How do you feel about Edward Snowden’s allegations against the NSA and their sweeping collection of all our online communications? Are you comfortable with our government collecting and holding this data in the name of security or does it worry you?
Jason: I don’t think I can overstate how opposed I am to domestic spying by our government on its own citizens. In my opinion, domestic surveillance programs are about as un-American as it gets and giving up such huge amounts of privacy for increased (but not nearly 100%) safety is not a price worth paying.
Would you sit down in a high stakes NLHE cash game where 4 opponents were world class cash game pro’s and one would be somewhat fishy?
Why did you choose not to relocate immediately following Black Friday?
Jason: Absolutely, and I’ve done it many times. I’m really a gambler at heart and I have no problem playing in a tough game because 1) weaker players can’t join a game if there is no game and 2) I love a challenge. whats the worst thing that can happen, we lose some money? there’s always more of that to be had somewhere
I didn’t relocate because I didn’t really need to grind anymore daily at that point in my life.
Phil Galfond says that, at least at some point, you need to “rungood” to make it as a pro. Do you necessarily believe that? According to your charts you have been making sustained progress. I know you have a theory of spots with low-variance plays. So, do you think you have been able to diminish the role of variance in your career so that you don’t have to rely on lucky streaks to “stay in the game”?
Jason: Seems only appropriate to conclude the AMA with an answer on a quote from one of my poker idols. I think it’s very true – imagine if you laid out the timeline of almost every pro’s career and at some point could apply a reasonably normal 6-9 month horrific downswing. Many people would either want to quit or be forced to do something else if you pressured them at the right points of their poker life. I actually think I’m an exception to this (and likely so is Phil). As my good friend Leo Wolpert said, “I used to think I was a college student with a gambling problem until I one day realized I was a gambler with a college problem”. I am inherently a poker player and gambler at heart and I don’t think losing would’ve shrugged me off my path.
Thanks so much everyone for your questions, sorry I didn’t get to everyone! This was a blast, thanks so much to FlopTurnRiver for hosting this, and if you guys would like to see more from me I do a show every day on Youtube and I’m very active on Twitter as well. Thanks again, everyone, we’ll have to do it again sometime peace!

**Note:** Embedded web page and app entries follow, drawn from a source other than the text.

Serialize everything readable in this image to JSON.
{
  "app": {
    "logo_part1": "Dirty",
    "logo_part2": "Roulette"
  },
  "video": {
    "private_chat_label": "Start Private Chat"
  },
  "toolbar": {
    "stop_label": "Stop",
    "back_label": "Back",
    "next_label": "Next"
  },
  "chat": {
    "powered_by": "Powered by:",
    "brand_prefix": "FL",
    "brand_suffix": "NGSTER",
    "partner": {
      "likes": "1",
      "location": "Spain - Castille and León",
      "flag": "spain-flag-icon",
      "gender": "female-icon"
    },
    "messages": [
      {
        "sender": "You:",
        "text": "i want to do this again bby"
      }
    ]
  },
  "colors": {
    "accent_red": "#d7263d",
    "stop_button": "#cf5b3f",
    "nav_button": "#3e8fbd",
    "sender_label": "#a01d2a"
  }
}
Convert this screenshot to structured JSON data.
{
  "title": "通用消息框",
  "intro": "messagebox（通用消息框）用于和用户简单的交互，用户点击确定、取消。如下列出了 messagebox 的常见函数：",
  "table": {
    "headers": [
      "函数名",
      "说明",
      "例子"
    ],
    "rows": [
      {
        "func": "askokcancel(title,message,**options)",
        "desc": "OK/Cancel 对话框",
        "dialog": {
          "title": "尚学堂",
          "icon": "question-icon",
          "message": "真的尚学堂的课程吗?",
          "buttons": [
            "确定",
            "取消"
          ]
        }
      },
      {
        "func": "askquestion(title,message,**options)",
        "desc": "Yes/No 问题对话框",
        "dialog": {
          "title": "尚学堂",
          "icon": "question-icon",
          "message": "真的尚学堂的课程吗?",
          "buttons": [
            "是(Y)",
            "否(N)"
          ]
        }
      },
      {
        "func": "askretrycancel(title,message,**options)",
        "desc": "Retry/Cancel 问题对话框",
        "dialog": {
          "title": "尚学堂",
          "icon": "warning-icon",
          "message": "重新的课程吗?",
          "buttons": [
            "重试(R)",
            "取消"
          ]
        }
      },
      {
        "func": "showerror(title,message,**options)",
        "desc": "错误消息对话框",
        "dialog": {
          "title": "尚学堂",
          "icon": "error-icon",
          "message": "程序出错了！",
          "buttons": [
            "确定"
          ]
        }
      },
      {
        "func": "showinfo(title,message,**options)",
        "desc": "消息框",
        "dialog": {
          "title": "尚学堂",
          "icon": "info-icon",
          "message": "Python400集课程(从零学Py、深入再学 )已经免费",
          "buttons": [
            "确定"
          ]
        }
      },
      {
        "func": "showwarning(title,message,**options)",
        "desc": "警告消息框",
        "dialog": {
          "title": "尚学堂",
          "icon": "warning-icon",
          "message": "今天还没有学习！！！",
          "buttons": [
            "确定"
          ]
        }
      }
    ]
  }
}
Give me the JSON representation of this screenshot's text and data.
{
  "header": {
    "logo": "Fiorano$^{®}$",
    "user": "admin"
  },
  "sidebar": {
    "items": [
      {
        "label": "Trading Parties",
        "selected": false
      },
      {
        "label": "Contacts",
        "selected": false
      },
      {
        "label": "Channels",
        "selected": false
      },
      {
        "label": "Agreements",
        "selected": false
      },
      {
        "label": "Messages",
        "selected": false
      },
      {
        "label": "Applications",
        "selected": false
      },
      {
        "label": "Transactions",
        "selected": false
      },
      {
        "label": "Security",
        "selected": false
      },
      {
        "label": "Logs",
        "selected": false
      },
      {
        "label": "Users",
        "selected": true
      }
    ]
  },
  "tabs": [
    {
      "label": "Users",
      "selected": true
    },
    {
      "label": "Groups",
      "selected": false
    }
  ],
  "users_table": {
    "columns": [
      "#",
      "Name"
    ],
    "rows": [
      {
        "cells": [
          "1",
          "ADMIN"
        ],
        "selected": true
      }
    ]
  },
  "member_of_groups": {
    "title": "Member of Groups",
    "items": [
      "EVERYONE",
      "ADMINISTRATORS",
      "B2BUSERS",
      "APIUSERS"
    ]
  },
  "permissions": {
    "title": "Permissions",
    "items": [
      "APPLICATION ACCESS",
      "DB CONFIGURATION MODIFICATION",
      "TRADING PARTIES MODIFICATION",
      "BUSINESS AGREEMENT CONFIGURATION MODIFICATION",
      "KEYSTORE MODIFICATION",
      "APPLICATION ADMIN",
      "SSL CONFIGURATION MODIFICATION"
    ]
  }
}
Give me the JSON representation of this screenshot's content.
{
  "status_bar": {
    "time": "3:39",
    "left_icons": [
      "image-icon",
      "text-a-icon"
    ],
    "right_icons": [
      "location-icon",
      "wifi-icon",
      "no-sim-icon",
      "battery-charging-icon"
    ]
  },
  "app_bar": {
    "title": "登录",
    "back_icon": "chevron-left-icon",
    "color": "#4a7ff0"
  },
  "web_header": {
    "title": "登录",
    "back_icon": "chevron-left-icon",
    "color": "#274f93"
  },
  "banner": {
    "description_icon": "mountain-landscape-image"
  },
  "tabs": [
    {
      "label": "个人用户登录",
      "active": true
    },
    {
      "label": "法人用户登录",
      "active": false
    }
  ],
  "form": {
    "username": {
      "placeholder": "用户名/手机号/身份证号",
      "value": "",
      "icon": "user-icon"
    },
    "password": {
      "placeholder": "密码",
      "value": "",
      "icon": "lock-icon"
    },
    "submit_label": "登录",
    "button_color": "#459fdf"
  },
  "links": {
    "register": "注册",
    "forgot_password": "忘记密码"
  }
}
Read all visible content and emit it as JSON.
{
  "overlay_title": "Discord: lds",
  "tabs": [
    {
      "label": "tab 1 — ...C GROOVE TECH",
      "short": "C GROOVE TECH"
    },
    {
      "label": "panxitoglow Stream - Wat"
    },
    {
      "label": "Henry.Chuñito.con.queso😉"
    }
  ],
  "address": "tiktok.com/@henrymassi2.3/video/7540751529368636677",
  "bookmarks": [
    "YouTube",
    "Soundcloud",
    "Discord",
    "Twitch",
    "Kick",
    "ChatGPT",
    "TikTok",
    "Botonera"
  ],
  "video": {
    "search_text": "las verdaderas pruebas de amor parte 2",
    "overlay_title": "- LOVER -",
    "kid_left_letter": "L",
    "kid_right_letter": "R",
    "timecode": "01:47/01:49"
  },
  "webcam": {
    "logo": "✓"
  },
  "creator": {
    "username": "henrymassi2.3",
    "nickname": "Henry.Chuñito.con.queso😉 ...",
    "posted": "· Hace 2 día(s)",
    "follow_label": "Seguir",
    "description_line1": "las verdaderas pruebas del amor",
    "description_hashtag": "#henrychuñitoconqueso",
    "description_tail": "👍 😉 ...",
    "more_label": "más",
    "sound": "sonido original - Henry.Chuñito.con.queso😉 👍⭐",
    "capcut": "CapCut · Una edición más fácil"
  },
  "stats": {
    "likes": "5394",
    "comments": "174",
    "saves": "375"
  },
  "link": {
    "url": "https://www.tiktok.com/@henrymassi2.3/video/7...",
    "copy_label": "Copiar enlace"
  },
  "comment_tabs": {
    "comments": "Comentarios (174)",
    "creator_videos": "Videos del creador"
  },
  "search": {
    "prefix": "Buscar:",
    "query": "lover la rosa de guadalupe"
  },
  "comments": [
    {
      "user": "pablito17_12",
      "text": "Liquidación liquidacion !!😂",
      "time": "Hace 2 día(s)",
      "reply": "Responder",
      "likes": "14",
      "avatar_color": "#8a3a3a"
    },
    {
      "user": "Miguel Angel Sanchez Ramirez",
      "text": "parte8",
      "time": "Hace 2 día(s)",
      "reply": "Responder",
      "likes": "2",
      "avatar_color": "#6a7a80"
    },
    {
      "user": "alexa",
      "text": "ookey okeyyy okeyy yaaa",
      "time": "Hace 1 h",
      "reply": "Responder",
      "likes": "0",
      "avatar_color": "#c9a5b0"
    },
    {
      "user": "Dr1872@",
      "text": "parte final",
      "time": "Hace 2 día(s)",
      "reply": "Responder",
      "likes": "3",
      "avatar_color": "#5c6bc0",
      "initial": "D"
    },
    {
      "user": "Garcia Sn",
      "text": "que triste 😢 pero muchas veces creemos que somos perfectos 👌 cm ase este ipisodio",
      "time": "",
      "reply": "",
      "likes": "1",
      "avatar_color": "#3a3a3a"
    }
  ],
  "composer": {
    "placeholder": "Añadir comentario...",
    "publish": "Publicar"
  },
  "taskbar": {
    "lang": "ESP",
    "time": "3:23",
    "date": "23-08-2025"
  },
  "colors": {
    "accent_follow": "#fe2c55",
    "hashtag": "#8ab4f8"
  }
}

This brought the AMA to a close, and we thank Jason for spending his time answering our questions, and wish him all the best in the future.